The DC-Arlington-Alexandria region Maid To Clean serves is full of educated and worldly people. And we see that reflected in many of our clients’ homes. They have rich carpets, wall hangings, great sculptures from far-flung corners of the world, art, and always, photos from lives well lived – whether abroad, or as equally precious, over the river at Great Falls during a family hike.

For the most part, our clients are clear about how to care for their objets d’art, what to dust, what to never touch, and we appreciate and take all the guidance very seriously.

But we’ve learned a few things about caring for art over the years, and we thought we’d share some tips with you:

photo wall by Travis Isaacs on Fllickr
(image by Travis Isaacs/Flickr)

Bump Up The Frames
By the time you have bought your art, cropped and tweaked and printed out that picture, matted, framed, found a spot, and finally hung up a frame you have no desire to spend another penny or do another thing. Understandably so—who knew framing art could be as expensive as actually buying the art?! Clearly, we are in the wrong business. But we digress….

Before you hang up a frame, add felt bumps on the back. That way you’ll protect the paint and avoid scratches from when we remove or replace the frame for cleaning.

Directions On The Back
Always ask your framer or the original artist how to care for your art. And save those directions on the back of the frame for easy reference. Because how you should care for your art depends heavily on the type of glass, plexiglass, mylar sheet, or framing material used to encase the art. (If you have art that’s framed but not glassed off, it’s a whole other ballgame—we probably won’t touch it at all. Not even to dust the frame.) And if you know how to care or not care for your art TELL US. We know a lot of things about cleaning, and we have learned a lot about art and photography over the years. But we’re not art experts or conservationists.

Spray The Cloth, Not The Frame
This post is largely about dusting, but even if you’re going to spot clean a frame with a (barely) damp cloth, always dampen or spray water on the cloth. Never on the frame. You may inadvertently mar the finish of the glass, or worse, introduce moisture into the frame.

Now imagine the dust at above eye-level, collecting where you can't see it. (image by John Liu/Flickr)
Now imagine the dust at above eye-level, collecting where you can’t see it. (image by John Liu/Flickr)

Look On Top
You say “frames,” we say “ledges of dust.” Even the flattest float frames and lowest profile mouldings have tiny ledges and surfaces. If you can see dust collect at or below eye level, you can be sure there’s plenty more where that came from on the top. Don’t wait for a tall guest to notice.

Start At The Top
A core piece of cleaning wisdom that has probably existed since time immemorial, but one that many people are still unaware of—start cleaning from the top down. That means, if you have a wall full of art that you’re not going to take down to clean, start at the top of the wall so that the bits and pieces of grunge that may fall get cleaned up as you approach the bottom.

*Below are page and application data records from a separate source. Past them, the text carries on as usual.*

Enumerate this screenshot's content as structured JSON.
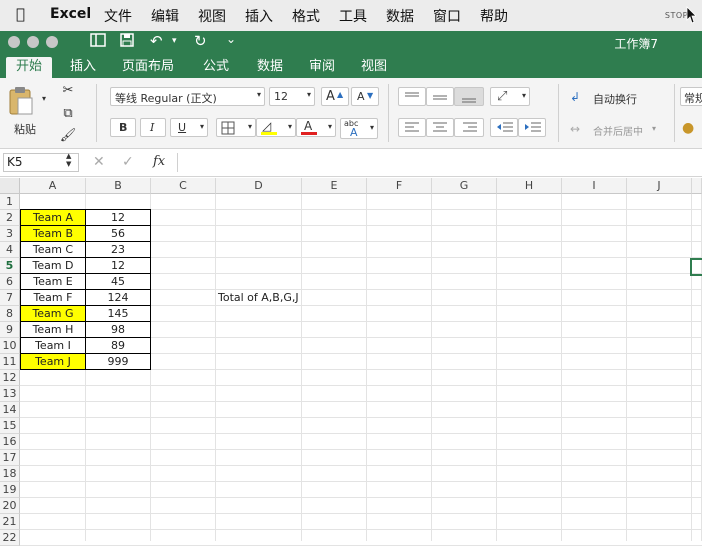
{
  "menubar": {
    "app": "Excel",
    "items": [
      "文件",
      "编辑",
      "视图",
      "插入",
      "格式",
      "工具",
      "数据",
      "窗口",
      "帮助"
    ],
    "status": "STOP"
  },
  "window": {
    "title": "工作簿7"
  },
  "tabs": [
    "开始",
    "插入",
    "页面布局",
    "公式",
    "数据",
    "审阅",
    "视图"
  ],
  "ribbon": {
    "paste_label": "粘贴",
    "font_name": "等线 Regular (正文)",
    "font_size": "12",
    "bold": "B",
    "italic": "I",
    "underline": "U",
    "wrap_text": "自动换行",
    "merge_center": "合并后居中",
    "number_format": "常规",
    "phonetic": "abc",
    "font_color_glyph": "A",
    "grow_font": "A",
    "shrink_font": "A"
  },
  "formula_bar": {
    "name_box": "K5",
    "fx": "fx",
    "value": ""
  },
  "columns": [
    "A",
    "B",
    "C",
    "D",
    "E",
    "F",
    "G",
    "H",
    "I",
    "J"
  ],
  "rows": [
    "1",
    "2",
    "3",
    "4",
    "5",
    "6",
    "7",
    "8",
    "9",
    "10",
    "11",
    "12",
    "13",
    "14",
    "15",
    "16",
    "17",
    "18",
    "19",
    "20",
    "21",
    "22"
  ],
  "selected_row": "5",
  "highlight_color": "#ffff00",
  "accent_color": "#2f7d4f",
  "table": [
    {
      "team": "Team A",
      "value": "12",
      "highlight": true
    },
    {
      "team": "Team B",
      "value": "56",
      "highlight": true
    },
    {
      "team": "Team C",
      "value": "23",
      "highlight": false
    },
    {
      "team": "Team D",
      "value": "12",
      "highlight": false
    },
    {
      "team": "Team E",
      "value": "45",
      "highlight": false
    },
    {
      "team": "Team F",
      "value": "124",
      "highlight": false
    },
    {
      "team": "Team G",
      "value": "145",
      "highlight": true
    },
    {
      "team": "Team H",
      "value": "98",
      "highlight": false
    },
    {
      "team": "Team I",
      "value": "89",
      "highlight": false
    },
    {
      "team": "Team J",
      "value": "999",
      "highlight": true
    }
  ],
  "note_cell": "Total of A,B,G,J"
}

Break Out The Q-Tips
And then there are the pretty, ornate, antique frames. The ones we love for a touch of class. The ones that suck up dirt like you wouldn’t believe. And if the frame, and the photo or artwork inside it is old enough, you may not want to open up anything for fear of tearing. Enter Q-tips, and specifically, Precision Q-Tips. How else does one get into all those nooks and crannies?

Old t-shirts are also worth saving. About the time they’re beginning to fall apart and have more holes than coverage for you is when they’re perfect for using on your valuables.

What other art care tips would you add? Tell us!